INDIANAPOLIS – The 2022 Indiana legislative session is in full swing as lawmakers debate hot button issues, from vaccine mandates to guidelines on school curricula.
The House of Representatives recently passed a bill that would limit what private employers can do when it comes to COVID-19 vaccinations. With House Bill 1001, workers can opt for weekly testing instead of getting vaccinated. Employers would pay for the tests, but can apply for a partial reimbursement from the state. If an employee’s vaccination exemption is denied, they would be able to apply for unemployment benefits.
It’s a debate that stretches all the way to the U.S. Supreme Court. Just last week the Justices struck down President Biden’s federal vaccine mandate for businesses with 100 or more workers. After the ruling in Washington, lawmakers here in Indiana say the bill is more important now than ever. It’s being met with pushback, however, from medical and business professionals across the state, who say it could be a step in the wrong direction. Though experts are pointing to signs of an imminent decline in some areas, the state continues to experience record-high COVID case counts and hospitalizations.
“This is not the time to make it more difficult for employers to determine their vaccination policy,” said Kevin Brinegar, President and CEO of the Indiana Chamber of Commerce.
Employees who work at facilities that accept Medicare and Medicaid recipients would reportedly still have to follow a federal mandate. The Supreme Court upheld the Biden administration’s vaccine requirement for healthcare workers. Still, many Hoosiers are concerned about House Bill 1001’s wide-ranging impact, including attorney Grayson Harbour.
“It will have broad implications for the state and will affect the sweeping majority of Indiana employers,” Harbour said.
Meanwhile, lawmakers are adding their voice to the nationwide debate on “Critical Race Theory” and how to teach topics of race in the classroom. They are considering House Bill 1134, which would ban the teaching of certain concepts – including that “students of any race, religion, sex, or political affiliation are superior or inferior to another.”
One provision in the bill allows parents to opt their children out of certain educational activities, under specific conditions.
Teacher unions and other groups are concerned about the state’s approach. Some call it outright racist.
A coalition of faith, civil rights, and public education leaders rallied at the Statehouse in opposition to House Bill 1134. Sarah Williams of the Marion County Commission on Youth says the bill does a lot more than regulate curriculum.

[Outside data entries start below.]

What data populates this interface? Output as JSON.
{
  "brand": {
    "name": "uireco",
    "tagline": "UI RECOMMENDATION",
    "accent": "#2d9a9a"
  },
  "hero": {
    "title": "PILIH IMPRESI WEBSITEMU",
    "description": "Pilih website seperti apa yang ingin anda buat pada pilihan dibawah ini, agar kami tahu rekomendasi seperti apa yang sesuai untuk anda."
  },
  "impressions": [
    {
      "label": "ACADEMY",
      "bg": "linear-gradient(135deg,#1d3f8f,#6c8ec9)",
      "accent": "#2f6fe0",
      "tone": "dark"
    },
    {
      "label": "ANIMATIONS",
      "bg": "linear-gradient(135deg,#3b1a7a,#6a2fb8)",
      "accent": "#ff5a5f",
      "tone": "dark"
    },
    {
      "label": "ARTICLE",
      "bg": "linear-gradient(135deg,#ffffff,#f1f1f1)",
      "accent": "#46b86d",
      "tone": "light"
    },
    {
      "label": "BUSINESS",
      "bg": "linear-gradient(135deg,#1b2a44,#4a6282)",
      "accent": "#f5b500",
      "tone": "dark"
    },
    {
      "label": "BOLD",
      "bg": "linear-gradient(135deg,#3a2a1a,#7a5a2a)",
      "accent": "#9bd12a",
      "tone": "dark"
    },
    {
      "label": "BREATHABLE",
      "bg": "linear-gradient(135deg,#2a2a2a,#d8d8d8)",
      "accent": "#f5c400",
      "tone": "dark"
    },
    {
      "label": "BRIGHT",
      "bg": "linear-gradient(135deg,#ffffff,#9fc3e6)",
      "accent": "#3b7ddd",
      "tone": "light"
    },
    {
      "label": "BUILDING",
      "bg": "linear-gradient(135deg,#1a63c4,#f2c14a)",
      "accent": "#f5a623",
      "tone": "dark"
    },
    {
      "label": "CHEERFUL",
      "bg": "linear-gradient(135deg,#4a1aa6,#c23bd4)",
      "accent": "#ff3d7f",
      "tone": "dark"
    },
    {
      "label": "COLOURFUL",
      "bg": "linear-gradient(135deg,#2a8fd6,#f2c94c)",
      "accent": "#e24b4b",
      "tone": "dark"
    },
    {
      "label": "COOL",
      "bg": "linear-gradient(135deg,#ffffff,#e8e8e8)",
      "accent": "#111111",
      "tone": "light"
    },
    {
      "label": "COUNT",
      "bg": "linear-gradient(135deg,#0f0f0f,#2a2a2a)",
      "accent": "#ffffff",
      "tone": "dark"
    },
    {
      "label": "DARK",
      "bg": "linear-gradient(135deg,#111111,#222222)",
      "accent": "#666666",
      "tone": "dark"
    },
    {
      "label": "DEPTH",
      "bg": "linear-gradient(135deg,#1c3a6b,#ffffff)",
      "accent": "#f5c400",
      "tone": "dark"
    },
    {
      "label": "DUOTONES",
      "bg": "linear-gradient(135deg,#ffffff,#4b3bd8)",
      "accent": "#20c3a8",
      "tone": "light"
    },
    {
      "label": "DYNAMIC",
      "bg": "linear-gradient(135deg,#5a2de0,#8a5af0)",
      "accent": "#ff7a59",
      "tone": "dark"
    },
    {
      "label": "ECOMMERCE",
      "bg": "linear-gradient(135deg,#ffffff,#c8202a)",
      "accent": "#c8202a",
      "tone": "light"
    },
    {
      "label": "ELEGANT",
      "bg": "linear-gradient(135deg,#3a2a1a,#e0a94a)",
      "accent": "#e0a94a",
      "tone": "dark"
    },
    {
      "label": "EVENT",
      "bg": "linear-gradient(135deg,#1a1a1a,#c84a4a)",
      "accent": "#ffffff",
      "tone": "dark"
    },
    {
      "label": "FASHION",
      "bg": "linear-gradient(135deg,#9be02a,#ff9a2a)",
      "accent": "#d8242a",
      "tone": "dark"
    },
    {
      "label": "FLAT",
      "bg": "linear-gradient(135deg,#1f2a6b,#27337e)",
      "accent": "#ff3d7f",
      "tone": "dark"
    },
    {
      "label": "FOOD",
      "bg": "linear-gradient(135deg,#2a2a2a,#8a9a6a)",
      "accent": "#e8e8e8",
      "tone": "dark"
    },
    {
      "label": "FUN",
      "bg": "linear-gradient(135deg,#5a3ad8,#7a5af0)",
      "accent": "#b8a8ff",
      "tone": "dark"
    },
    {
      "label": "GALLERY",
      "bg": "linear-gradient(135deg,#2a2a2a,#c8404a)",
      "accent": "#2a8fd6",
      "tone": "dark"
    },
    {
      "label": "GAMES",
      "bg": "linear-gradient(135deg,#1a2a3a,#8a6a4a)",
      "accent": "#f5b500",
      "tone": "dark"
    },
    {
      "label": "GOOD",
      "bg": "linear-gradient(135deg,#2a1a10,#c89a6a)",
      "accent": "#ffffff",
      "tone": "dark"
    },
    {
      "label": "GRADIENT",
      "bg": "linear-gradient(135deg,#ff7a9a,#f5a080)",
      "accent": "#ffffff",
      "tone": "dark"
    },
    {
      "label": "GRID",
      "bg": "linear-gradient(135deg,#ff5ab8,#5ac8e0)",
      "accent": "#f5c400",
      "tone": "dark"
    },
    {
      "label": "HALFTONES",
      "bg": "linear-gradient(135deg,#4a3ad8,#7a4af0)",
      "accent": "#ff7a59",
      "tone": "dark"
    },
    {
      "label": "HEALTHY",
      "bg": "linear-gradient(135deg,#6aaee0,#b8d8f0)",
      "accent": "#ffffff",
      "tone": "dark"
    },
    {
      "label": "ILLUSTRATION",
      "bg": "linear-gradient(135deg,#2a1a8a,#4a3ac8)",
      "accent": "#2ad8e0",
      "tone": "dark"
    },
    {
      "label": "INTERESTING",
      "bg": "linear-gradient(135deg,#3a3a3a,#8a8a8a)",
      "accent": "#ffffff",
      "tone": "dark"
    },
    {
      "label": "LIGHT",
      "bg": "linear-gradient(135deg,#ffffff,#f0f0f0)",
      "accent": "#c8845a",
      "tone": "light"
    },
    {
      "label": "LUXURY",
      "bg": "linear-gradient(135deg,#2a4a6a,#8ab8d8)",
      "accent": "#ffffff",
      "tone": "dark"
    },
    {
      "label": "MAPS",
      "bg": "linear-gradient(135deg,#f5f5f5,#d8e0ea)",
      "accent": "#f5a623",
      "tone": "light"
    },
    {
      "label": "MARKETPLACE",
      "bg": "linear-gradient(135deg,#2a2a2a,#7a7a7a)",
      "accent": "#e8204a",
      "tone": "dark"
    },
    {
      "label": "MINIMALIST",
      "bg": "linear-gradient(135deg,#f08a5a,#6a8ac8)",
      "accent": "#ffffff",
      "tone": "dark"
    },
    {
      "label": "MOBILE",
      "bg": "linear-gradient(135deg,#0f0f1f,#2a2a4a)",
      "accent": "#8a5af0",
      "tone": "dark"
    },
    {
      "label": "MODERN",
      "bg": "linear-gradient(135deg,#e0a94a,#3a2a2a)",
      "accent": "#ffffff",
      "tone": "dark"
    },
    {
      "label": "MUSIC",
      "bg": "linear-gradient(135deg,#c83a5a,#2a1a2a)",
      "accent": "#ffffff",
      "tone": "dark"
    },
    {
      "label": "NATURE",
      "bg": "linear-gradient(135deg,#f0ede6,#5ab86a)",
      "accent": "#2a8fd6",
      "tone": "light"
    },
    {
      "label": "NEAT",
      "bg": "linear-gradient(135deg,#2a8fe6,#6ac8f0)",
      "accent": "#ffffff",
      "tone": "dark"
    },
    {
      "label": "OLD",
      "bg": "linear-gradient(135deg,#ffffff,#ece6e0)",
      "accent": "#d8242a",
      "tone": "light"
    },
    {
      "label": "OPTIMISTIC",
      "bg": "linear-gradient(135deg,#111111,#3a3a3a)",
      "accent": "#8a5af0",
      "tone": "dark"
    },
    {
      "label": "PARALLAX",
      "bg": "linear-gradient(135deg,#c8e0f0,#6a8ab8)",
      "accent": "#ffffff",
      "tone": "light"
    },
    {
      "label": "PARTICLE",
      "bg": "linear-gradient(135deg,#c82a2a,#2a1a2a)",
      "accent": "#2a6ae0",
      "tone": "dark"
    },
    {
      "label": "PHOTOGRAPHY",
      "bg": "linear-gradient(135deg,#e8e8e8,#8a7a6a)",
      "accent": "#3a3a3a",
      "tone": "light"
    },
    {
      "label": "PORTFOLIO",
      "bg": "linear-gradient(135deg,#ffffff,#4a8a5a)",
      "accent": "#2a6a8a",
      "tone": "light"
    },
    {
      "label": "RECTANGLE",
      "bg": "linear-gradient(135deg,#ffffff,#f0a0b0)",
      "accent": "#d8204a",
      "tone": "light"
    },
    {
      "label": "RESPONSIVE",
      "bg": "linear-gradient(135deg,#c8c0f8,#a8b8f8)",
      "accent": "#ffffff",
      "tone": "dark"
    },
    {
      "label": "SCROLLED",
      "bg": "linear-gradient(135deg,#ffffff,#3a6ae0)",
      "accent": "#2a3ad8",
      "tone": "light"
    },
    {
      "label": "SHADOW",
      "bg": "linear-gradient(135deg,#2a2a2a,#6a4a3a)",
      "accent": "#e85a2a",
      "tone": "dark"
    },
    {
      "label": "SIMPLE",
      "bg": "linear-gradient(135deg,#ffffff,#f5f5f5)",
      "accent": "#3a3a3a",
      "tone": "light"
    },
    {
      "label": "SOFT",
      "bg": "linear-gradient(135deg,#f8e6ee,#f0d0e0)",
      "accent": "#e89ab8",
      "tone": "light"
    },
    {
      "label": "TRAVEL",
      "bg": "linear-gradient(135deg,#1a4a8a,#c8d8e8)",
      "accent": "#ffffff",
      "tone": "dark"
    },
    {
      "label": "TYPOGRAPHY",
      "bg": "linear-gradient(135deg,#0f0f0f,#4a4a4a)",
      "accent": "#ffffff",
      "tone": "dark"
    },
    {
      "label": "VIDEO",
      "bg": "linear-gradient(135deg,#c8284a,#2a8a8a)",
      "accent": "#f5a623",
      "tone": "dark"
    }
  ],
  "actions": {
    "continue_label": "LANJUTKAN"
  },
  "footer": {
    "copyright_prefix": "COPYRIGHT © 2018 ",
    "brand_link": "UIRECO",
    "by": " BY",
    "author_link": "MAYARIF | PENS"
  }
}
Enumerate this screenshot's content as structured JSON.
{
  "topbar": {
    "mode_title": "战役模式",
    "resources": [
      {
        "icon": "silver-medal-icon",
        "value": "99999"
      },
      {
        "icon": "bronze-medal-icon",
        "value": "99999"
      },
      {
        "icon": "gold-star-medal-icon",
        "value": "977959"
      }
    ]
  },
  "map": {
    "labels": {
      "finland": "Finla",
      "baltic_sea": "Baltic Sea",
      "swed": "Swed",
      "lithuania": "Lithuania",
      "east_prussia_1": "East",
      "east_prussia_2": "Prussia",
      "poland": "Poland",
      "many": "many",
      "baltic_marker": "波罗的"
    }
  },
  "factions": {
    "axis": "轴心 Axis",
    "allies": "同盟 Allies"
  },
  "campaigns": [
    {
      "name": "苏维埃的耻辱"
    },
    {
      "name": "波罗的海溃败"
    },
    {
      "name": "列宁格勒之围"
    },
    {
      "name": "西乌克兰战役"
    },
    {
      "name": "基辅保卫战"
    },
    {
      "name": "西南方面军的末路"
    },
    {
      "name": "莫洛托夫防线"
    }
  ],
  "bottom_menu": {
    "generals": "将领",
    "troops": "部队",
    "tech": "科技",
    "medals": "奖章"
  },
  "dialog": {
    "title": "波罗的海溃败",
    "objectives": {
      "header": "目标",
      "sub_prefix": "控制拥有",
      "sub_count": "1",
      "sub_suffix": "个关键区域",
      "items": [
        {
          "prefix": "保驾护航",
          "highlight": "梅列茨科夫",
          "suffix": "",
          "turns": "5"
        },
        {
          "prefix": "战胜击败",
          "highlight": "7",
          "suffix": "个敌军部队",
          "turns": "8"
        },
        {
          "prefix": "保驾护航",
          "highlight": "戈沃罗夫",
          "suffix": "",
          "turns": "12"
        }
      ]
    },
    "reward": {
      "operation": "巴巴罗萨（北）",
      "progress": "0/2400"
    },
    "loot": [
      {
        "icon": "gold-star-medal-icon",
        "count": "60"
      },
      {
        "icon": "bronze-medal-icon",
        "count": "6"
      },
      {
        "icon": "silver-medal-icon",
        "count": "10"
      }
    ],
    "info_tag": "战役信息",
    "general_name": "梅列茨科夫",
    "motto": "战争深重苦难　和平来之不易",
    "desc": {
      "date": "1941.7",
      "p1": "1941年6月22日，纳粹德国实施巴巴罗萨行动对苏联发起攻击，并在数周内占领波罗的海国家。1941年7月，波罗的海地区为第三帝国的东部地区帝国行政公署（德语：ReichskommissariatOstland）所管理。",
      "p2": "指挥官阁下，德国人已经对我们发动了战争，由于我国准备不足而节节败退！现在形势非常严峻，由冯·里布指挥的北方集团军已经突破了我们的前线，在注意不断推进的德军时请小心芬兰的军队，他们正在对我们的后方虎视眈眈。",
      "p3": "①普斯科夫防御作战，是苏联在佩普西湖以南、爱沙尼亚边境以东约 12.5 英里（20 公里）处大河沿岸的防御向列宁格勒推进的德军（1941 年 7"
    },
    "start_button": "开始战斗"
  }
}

“This is not about transparency at all,” Williams said. “It’s about blindfolding young Hoosiers from the reality of our history, and from thinking critically about issues of the day.”
Watch more from Statehouse Reporter Kristen Eskow in the video above.